The empirical evidence on such media slant on stock returns (see Groseclose and Milyo, 2005; Gurun and Butler 2012) is mixed. Cutler, Poterba, and Summers (1989) and Hirshleifer, Myers, Myers, and Teoh (2008) show no relationship between earnings announcements and stock returns. The post earnings announcement drift does not seem to be related to the trades of individual investors. In contrast, recent evidence shows a strong relationship between news coverage and stock returns. Engelberg and Parssons (2011) find a significant relationship between individual trading in local markets and local newspaper coverage of earnings announcements. Trading volume and return volatility seem to increase with communication activity measured by messages in internet chat rooms (see Antweiler and Frank, 2004). Although it is unrelated to the returns, the information content of the ambient noise level in the Treasury Bond futures trading pit seems to influence trading volume, volatility, and depth (Coval and Shumway 2001).

Local Media, Local Trading Activity, Local Stock Returns
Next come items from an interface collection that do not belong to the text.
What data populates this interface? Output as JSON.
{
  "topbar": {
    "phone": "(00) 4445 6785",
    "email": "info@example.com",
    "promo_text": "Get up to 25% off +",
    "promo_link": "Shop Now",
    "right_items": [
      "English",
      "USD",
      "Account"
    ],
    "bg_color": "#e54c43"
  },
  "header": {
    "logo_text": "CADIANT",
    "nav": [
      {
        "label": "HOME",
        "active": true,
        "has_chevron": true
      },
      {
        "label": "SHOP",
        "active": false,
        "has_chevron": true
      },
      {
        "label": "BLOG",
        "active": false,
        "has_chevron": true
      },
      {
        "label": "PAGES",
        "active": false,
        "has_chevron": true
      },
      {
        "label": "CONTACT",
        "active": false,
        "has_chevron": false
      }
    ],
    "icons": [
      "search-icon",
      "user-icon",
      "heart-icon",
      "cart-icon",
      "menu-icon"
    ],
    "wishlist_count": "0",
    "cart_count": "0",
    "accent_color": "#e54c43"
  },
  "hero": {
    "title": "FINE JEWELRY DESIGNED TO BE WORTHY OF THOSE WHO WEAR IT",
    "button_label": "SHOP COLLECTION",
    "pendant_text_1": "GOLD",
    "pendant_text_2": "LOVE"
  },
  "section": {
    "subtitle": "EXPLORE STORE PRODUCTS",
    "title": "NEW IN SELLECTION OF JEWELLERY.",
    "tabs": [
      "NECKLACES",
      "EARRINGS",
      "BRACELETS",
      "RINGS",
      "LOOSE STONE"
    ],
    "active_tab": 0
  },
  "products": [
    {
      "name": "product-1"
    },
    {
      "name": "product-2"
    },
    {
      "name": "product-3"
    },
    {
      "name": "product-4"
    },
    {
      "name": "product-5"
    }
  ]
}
We add to the knowledge in these previous studies by providing new evidence regarding whether or not the local news about local businesses induces, amplifies, or reflects investors’ information advantage, local trading activity, and local stock performance. We measure local trading activity by the buy-sell imbalance (BSI), which indicates the net trade and thus changes in the individuals’ position (see Hong and Kumar 2002; Zhu, 2002). We measure the performance of the local trades by the Sharpe ratios. Unlike previous studies, which cover mostly local newspapers, our media data contains a richer information set as it covers both newspapers and webpage news provided by local, national, and foreign media sources. This distinction is important as webpage news have become significant information channels with the development of the Internet.

To our knowledge none of the above mentioned studies examine the media sources besides the printed national press. One exception is Antweiler and Frank (2004), however, the study does not particularly examine the relation between local media and local trading activity. We extend this literature by providing new evidence whether local media provided in sources other than the printed press has substantial influence on local trading activity and local trading profitability.

The main contribution of our study is the use of a more extensive database on media to test the local information hypothesis. Our media data allows us to separate news as i) printed press and webpage news, and as ii) local, national, and foreign news. We are also able to identify the region in which the media firm is headquartered, which allows us to identify whether or not a local media provides information about a local firm. It is possible that remote investors may read local webpage news about a firm in the region. However, our data shows that there are many small local webpage sources that remote investors may not be aware of at all. In particular, examining the extent to which remote investors pay attention to the local news will enrich our understanding of the relation between local information hypothesis and local investments. In this paper we also aim at separating the informed local trades from uninformed local trades. This separation would assist us in examining whether the observed results are based on superior information or familiarity to the firms.

Our investor data

1, 2  - View Full Page